----- SUPPLIED DATA -----

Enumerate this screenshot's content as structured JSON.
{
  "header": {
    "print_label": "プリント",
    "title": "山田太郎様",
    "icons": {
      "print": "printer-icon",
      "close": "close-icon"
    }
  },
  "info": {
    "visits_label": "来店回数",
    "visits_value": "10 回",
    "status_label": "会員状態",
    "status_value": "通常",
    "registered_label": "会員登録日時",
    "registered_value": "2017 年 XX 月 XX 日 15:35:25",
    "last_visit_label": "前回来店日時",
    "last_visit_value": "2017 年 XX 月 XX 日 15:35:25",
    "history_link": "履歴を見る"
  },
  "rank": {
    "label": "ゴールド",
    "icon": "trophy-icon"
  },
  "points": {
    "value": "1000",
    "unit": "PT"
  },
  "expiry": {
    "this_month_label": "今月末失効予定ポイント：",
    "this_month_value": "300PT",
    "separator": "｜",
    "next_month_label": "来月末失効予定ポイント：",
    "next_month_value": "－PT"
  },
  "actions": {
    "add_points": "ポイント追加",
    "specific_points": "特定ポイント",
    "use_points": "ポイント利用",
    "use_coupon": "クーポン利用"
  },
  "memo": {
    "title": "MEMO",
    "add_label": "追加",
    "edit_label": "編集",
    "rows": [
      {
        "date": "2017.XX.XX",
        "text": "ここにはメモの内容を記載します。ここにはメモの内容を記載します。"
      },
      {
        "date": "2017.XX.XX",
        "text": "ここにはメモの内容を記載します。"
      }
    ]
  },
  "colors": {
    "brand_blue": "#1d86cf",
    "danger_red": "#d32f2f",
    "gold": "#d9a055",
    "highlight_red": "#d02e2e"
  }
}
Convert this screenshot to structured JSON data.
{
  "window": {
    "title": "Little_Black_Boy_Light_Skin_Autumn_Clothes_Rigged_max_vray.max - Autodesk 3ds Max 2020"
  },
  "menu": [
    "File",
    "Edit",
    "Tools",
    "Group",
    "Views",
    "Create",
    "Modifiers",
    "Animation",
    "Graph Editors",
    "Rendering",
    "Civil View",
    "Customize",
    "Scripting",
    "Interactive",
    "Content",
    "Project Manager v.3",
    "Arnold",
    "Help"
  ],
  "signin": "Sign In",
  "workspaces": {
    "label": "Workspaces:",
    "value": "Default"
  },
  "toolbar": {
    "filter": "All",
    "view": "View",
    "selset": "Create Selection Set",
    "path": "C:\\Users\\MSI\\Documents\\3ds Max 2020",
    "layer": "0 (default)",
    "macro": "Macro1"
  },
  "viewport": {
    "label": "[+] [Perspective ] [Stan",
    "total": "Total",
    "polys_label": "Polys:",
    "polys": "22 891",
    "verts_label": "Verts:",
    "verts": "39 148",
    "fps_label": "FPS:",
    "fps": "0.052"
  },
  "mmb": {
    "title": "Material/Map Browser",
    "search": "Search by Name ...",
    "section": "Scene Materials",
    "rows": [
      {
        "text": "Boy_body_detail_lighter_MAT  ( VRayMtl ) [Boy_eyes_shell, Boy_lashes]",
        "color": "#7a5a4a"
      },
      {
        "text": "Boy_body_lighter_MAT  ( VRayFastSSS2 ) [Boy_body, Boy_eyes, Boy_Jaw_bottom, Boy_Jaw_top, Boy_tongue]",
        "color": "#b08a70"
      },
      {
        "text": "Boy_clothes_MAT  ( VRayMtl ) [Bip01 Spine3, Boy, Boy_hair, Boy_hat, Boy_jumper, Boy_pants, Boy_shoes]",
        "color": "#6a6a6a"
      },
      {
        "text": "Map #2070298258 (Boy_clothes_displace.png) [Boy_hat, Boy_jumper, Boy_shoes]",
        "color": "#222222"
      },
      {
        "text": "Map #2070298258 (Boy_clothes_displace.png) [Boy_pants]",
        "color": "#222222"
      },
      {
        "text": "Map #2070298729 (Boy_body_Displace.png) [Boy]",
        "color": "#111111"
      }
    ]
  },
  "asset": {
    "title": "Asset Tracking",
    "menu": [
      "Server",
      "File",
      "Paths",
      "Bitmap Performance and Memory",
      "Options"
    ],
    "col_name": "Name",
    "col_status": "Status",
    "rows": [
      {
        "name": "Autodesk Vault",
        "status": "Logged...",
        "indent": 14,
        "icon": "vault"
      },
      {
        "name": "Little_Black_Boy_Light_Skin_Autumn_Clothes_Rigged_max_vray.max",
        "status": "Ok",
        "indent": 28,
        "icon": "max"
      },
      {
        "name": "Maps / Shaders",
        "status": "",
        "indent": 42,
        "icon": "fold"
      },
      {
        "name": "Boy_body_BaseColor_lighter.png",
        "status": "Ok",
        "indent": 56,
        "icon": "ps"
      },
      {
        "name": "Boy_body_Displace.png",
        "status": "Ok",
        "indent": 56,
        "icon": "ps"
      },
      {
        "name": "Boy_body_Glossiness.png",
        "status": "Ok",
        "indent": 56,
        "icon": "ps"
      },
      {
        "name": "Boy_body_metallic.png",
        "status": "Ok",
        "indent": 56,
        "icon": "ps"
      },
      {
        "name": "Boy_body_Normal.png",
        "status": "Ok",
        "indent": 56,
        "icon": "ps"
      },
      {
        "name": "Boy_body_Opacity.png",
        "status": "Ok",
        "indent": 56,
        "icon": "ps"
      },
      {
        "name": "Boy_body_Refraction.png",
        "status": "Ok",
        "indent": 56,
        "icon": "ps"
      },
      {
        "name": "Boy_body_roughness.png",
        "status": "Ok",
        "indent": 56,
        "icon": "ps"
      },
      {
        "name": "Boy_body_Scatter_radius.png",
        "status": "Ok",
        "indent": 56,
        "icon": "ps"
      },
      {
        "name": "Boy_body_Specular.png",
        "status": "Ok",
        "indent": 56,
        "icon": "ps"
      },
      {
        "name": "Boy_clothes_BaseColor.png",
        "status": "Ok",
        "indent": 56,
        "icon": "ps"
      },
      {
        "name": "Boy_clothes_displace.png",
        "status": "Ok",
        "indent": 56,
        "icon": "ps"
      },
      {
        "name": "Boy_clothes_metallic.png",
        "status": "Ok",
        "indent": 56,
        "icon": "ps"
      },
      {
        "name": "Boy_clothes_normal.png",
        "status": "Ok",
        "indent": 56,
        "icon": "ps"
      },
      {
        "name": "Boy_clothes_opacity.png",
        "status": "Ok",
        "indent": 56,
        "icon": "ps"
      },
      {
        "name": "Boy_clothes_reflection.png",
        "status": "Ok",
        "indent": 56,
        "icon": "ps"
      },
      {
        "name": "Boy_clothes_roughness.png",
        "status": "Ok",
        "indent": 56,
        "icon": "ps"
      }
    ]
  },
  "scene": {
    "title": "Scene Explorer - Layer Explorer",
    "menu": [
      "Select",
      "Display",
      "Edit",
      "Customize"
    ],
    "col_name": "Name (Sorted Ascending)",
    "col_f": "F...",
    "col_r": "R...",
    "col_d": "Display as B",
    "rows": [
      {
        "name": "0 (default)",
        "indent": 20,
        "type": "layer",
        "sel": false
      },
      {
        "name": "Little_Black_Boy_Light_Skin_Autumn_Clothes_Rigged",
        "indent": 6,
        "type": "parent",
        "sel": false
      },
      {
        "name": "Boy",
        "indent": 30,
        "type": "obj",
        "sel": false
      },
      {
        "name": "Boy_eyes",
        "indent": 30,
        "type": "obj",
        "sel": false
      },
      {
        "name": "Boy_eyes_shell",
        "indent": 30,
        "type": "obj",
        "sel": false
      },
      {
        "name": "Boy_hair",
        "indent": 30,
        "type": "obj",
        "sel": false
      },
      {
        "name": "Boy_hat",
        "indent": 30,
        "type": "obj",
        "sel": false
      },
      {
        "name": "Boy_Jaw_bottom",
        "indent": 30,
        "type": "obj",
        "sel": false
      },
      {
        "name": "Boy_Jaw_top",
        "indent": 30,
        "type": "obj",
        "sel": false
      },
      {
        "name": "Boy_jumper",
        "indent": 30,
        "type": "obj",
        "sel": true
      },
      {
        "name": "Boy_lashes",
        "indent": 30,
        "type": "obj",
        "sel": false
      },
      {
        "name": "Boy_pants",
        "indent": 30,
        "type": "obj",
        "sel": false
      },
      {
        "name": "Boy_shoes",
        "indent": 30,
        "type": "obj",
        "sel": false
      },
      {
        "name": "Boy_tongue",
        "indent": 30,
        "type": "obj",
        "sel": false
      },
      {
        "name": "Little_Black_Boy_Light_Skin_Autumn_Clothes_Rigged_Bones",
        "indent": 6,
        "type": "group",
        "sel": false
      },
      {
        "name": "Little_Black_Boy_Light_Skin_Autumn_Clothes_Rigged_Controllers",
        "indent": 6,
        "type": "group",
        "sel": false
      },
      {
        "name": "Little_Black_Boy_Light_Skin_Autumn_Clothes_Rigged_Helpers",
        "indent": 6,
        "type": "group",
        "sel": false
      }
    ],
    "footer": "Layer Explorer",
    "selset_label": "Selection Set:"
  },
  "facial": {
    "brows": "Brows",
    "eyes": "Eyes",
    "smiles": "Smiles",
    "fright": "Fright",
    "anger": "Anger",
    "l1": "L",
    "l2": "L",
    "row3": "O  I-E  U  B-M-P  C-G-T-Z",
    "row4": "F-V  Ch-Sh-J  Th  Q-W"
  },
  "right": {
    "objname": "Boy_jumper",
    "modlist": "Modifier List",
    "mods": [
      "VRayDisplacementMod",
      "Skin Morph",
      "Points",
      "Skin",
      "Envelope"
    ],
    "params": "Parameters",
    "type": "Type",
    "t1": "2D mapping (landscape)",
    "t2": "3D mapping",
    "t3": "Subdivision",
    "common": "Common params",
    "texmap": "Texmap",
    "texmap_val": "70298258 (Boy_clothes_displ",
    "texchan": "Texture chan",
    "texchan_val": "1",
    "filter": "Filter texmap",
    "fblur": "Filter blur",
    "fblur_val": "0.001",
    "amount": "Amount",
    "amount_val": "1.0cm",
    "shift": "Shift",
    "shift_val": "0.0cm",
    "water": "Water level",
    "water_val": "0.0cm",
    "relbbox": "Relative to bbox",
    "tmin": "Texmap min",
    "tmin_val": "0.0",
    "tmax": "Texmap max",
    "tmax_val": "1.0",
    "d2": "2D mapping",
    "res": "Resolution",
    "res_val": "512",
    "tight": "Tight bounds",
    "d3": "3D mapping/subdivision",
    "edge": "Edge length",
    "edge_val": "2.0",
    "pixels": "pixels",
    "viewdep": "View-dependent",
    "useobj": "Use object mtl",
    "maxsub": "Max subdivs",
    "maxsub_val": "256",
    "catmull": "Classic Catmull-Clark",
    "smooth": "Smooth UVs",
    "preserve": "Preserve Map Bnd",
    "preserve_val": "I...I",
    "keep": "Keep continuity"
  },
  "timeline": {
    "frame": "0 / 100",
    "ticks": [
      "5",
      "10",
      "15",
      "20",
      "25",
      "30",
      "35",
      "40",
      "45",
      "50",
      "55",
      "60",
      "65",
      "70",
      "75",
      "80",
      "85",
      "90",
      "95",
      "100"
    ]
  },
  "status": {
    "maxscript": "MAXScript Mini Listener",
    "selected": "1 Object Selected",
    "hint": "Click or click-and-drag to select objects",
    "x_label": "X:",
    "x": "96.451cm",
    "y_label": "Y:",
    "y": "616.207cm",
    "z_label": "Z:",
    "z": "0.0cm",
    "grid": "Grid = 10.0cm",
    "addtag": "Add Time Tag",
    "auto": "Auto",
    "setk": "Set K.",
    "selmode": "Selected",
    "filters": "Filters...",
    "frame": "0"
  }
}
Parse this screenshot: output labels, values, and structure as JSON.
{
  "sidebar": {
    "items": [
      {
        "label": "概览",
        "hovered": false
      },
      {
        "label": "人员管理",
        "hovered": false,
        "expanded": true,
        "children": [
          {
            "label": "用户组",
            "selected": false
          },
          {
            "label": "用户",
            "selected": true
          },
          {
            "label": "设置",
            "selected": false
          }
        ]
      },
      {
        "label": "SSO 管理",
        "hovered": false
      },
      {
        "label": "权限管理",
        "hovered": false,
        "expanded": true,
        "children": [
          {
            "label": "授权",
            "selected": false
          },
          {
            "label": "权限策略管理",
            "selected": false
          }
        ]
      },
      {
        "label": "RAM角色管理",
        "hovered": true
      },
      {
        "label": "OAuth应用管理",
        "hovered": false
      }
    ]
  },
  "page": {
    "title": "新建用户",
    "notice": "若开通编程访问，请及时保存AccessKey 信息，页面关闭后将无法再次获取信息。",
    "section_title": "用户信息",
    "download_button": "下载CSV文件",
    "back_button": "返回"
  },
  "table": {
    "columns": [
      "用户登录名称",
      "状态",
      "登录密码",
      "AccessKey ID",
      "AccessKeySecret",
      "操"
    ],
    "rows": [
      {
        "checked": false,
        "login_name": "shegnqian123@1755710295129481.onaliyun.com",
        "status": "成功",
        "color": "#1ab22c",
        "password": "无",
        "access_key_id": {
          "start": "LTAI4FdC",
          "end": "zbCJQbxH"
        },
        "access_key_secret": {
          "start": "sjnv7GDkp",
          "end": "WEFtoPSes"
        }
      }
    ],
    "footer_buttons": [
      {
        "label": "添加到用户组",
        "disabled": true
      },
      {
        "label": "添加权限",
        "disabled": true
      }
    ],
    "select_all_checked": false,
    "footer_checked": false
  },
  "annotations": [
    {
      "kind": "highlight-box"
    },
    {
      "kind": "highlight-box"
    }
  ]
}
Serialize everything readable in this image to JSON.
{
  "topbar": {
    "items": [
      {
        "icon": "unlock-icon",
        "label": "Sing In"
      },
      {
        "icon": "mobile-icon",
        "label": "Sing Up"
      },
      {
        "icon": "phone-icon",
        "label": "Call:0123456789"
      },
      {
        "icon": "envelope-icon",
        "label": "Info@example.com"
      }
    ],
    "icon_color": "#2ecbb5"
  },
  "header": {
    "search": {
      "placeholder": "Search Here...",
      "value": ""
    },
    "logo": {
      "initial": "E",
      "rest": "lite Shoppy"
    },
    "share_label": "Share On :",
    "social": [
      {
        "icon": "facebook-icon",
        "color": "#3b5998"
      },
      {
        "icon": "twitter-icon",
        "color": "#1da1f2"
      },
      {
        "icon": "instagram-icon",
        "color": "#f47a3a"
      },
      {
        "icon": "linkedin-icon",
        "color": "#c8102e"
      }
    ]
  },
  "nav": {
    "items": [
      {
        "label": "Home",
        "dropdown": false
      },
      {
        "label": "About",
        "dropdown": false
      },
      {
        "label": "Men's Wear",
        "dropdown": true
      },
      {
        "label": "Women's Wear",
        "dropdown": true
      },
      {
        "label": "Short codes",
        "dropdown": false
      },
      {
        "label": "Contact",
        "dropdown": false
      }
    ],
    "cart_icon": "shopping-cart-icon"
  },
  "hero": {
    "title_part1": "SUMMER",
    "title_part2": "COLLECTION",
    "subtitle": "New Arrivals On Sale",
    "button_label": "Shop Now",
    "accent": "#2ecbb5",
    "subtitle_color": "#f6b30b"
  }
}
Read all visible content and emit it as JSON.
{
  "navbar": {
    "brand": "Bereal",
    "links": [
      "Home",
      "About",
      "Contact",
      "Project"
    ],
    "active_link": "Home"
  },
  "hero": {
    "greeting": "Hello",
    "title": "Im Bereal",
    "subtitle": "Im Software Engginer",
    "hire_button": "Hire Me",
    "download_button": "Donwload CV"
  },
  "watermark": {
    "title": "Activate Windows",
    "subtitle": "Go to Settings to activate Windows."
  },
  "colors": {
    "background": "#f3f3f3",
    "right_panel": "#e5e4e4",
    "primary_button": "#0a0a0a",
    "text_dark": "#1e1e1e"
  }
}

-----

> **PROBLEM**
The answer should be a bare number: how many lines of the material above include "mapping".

> **WRITTEN SOLUTION**
4